● **Work task**: All records that follow are to be restated exactly.

● **Exercise material**:
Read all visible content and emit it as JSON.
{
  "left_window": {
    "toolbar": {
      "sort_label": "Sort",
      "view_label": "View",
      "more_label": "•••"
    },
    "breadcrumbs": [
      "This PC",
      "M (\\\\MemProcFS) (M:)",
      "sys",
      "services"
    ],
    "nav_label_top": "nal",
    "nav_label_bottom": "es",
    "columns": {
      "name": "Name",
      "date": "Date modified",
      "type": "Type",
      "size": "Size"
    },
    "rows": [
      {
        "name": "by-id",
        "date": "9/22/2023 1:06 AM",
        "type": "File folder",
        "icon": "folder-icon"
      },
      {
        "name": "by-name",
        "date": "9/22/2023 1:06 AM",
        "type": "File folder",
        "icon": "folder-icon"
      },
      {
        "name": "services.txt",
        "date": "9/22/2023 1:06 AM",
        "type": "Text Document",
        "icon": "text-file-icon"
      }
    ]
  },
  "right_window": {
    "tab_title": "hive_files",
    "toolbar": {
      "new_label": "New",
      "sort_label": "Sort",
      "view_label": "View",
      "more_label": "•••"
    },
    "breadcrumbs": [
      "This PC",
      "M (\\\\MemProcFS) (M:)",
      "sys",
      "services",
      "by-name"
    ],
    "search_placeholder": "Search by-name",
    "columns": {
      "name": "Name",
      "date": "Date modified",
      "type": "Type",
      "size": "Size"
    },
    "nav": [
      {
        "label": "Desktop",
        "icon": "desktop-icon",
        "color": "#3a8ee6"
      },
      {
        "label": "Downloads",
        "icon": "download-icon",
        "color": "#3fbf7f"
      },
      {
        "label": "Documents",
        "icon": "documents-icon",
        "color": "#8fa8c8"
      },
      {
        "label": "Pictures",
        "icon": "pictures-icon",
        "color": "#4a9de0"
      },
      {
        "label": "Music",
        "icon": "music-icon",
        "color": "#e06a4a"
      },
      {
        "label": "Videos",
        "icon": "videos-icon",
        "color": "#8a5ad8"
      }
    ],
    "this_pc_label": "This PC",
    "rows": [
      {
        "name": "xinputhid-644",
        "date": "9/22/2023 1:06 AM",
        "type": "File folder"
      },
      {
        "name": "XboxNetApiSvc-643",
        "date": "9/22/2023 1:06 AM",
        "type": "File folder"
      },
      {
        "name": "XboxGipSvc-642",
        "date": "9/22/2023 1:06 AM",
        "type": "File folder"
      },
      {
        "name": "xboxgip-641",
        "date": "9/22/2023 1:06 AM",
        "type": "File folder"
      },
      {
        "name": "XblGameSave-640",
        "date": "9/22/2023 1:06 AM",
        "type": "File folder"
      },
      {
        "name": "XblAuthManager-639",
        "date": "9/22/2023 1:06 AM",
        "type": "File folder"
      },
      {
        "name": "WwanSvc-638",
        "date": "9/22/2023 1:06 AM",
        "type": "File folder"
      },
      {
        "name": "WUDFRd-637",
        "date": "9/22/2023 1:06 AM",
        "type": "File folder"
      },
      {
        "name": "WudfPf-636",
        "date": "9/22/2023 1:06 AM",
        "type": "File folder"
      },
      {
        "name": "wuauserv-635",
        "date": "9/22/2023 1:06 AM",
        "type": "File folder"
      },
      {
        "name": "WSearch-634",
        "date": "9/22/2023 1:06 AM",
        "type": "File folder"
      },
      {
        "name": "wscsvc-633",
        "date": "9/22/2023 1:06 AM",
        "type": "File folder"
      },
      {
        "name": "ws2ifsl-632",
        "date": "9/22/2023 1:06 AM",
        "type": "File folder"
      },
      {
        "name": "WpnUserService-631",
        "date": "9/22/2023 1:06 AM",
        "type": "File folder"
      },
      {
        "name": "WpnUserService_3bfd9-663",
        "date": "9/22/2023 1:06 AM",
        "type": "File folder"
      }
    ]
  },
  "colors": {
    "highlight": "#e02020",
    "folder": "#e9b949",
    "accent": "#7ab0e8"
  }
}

● **Reply**:
Read all visible content and emit it as JSON.
{
  "left_window": {
    "toolbar": {
      "sort_label": "Sort",
      "view_label": "View",
      "more_label": "•••"
    },
    "breadcrumbs": [
      "This PC",
      "M (\\\\MemProcFS) (M:)",
      "sys",
      "services"
    ],
    "nav_label_top": "nal",
    "nav_label_bottom": "es",
    "columns": {
      "name": "Name",
      "date": "Date modified",
      "type": "Type",
      "size": "Size"
    },
    "rows": [
      {
        "name": "by-id",
        "date": "9/22/2023 1:06 AM",
        "type": "File folder",
        "icon": "folder-icon"
      },
      {
        "name": "by-name",
        "date": "9/22/2023 1:06 AM",
        "type": "File folder",
        "icon": "folder-icon"
      },
      {
        "name": "services.txt",
        "date": "9/22/2023 1:06 AM",
        "type": "Text Document",
        "icon": "text-file-icon"
      }
    ]
  },
  "right_window": {
    "tab_title": "hive_files",
    "toolbar": {
      "new_label": "New",
      "sort_label": "Sort",
      "view_label": "View",
      "more_label": "•••"
    },
    "breadcrumbs": [
      "This PC",
      "M (\\\\MemProcFS) (M:)",
      "sys",
      "services",
      "by-name"
    ],
    "search_placeholder": "Search by-name",
    "columns": {
      "name": "Name",
      "date": "Date modified",
      "type": "Type",
      "size": "Size"
    },
    "nav": [
      {
        "label": "Desktop",
        "icon": "desktop-icon",
        "color": "#3a8ee6"
      },
      {
        "label": "Downloads",
        "icon": "download-icon",
        "color": "#3fbf7f"
      },
      {
        "label": "Documents",
        "icon": "documents-icon",
        "color": "#8fa8c8"
      },
      {
        "label": "Pictures",
        "icon": "pictures-icon",
        "color": "#4a9de0"
      },
      {
        "label": "Music",
        "icon": "music-icon",
        "color": "#e06a4a"
      },
      {
        "label": "Videos",
        "icon": "videos-icon",
        "color": "#8a5ad8"
      }
    ],
    "this_pc_label": "This PC",
    "rows": [
      {
        "name": "xinputhid-644",
        "date": "9/22/2023 1:06 AM",
        "type": "File folder"
      },
      {
        "name": "XboxNetApiSvc-643",
        "date": "9/22/2023 1:06 AM",
        "type": "File folder"
      },
      {
        "name": "XboxGipSvc-642",
        "date": "9/22/2023 1:06 AM",
        "type": "File folder"
      },
      {
        "name": "xboxgip-641",
        "date": "9/22/2023 1:06 AM",
        "type": "File folder"
      },
      {
        "name": "XblGameSave-640",
        "date": "9/22/2023 1:06 AM",
        "type": "File folder"
      },
      {
        "name": "XblAuthManager-639",
        "date": "9/22/2023 1:06 AM",
        "type": "File folder"
      },
      {
        "name": "WwanSvc-638",
        "date": "9/22/2023 1:06 AM",
        "type": "File folder"
      },
      {
        "name": "WUDFRd-637",
        "date": "9/22/2023 1:06 AM",
        "type": "File folder"
      },
      {
        "name": "WudfPf-636",
        "date": "9/22/2023 1:06 AM",
        "type": "File folder"
      },
      {
        "name": "wuauserv-635",
        "date": "9/22/2023 1:06 AM",
        "type": "File folder"
      },
      {
        "name": "WSearch-634",
        "date": "9/22/2023 1:06 AM",
        "type": "File folder"
      },
      {
        "name": "wscsvc-633",
        "date": "9/22/2023 1:06 AM",
        "type": "File folder"
      },
      {
        "name": "ws2ifsl-632",
        "date": "9/22/2023 1:06 AM",
        "type": "File folder"
      },
      {
        "name": "WpnUserService-631",
        "date": "9/22/2023 1:06 AM",
        "type": "File folder"
      },
      {
        "name": "WpnUserService_3bfd9-663",
        "date": "9/22/2023 1:06 AM",
        "type": "File folder"
      }
    ]
  },
  "colors": {
    "highlight": "#e02020",
    "folder": "#e9b949",
    "accent": "#7ab0e8"
  }
}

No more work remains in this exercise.